[TASK MATERIAL]

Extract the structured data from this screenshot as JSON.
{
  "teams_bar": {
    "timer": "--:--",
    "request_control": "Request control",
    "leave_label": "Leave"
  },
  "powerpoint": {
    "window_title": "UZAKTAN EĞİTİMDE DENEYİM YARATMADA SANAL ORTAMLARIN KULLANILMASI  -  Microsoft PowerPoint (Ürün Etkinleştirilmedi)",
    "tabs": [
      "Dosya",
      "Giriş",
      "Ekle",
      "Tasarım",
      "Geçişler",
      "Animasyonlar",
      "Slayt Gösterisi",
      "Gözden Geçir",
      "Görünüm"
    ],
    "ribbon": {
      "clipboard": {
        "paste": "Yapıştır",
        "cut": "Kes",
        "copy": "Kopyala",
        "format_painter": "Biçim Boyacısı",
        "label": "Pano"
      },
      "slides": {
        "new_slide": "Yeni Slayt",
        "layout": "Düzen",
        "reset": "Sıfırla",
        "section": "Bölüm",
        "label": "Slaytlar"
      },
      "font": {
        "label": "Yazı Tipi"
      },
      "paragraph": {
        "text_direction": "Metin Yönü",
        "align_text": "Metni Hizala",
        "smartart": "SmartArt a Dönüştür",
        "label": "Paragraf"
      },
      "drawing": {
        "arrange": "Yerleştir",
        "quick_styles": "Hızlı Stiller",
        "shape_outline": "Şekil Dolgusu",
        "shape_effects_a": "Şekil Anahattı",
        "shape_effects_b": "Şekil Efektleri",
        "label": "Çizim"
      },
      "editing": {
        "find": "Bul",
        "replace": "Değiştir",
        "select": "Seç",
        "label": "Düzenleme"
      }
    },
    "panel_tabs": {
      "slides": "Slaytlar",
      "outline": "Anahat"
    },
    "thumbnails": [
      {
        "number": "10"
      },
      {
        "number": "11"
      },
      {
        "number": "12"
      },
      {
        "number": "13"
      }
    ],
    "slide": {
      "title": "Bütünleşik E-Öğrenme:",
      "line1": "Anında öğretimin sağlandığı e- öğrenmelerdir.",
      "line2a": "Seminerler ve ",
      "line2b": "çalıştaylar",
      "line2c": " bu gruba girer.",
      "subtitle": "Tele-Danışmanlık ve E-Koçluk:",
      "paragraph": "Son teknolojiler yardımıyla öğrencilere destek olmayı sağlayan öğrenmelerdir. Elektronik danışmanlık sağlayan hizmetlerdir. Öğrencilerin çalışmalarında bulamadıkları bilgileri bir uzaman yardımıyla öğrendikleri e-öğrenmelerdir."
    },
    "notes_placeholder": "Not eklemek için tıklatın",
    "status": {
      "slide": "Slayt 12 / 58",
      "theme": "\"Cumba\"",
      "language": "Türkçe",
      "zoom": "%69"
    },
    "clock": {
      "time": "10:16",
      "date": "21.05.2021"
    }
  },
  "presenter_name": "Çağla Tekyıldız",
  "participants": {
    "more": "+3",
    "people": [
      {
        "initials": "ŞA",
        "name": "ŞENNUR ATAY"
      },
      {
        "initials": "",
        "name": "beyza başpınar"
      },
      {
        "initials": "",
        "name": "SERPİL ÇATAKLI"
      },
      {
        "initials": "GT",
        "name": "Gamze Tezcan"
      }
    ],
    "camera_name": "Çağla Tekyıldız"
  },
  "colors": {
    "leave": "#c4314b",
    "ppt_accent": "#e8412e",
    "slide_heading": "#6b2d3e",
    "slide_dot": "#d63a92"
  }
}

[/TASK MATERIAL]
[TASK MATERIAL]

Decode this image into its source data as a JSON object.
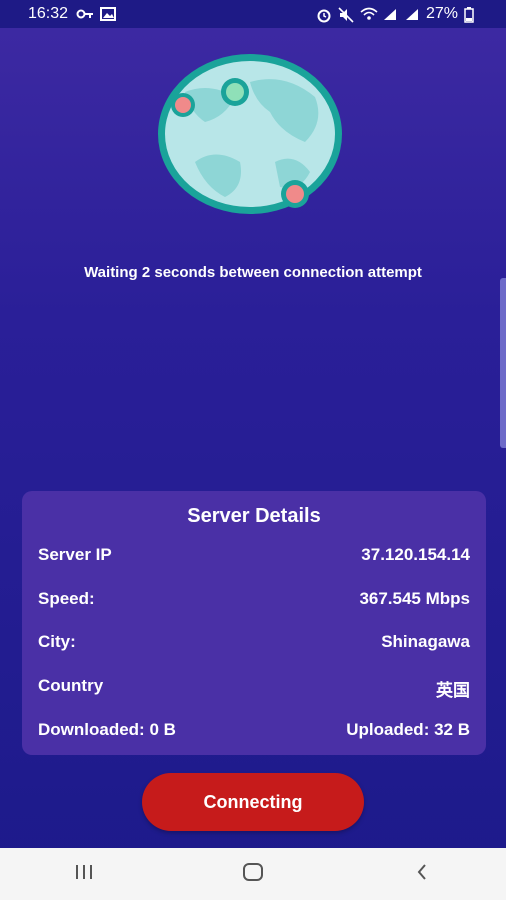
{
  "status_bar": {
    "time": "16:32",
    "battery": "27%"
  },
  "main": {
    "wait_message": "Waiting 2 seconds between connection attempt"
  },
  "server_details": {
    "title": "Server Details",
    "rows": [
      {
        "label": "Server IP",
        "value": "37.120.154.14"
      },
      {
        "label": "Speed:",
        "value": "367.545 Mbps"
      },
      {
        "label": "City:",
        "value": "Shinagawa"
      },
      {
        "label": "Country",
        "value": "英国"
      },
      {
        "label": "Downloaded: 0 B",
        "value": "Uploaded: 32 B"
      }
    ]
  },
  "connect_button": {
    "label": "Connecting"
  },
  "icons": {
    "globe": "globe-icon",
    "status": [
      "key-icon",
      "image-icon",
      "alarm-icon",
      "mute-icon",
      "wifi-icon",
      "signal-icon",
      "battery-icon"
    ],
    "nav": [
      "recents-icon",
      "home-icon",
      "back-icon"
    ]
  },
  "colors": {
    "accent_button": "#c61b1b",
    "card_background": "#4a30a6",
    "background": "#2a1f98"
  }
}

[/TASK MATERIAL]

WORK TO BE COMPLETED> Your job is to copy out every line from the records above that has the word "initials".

ANSWER BOX>
        "initials": "ŞA",
        "initials": "",
        "initials": "",
        "initials": "GT",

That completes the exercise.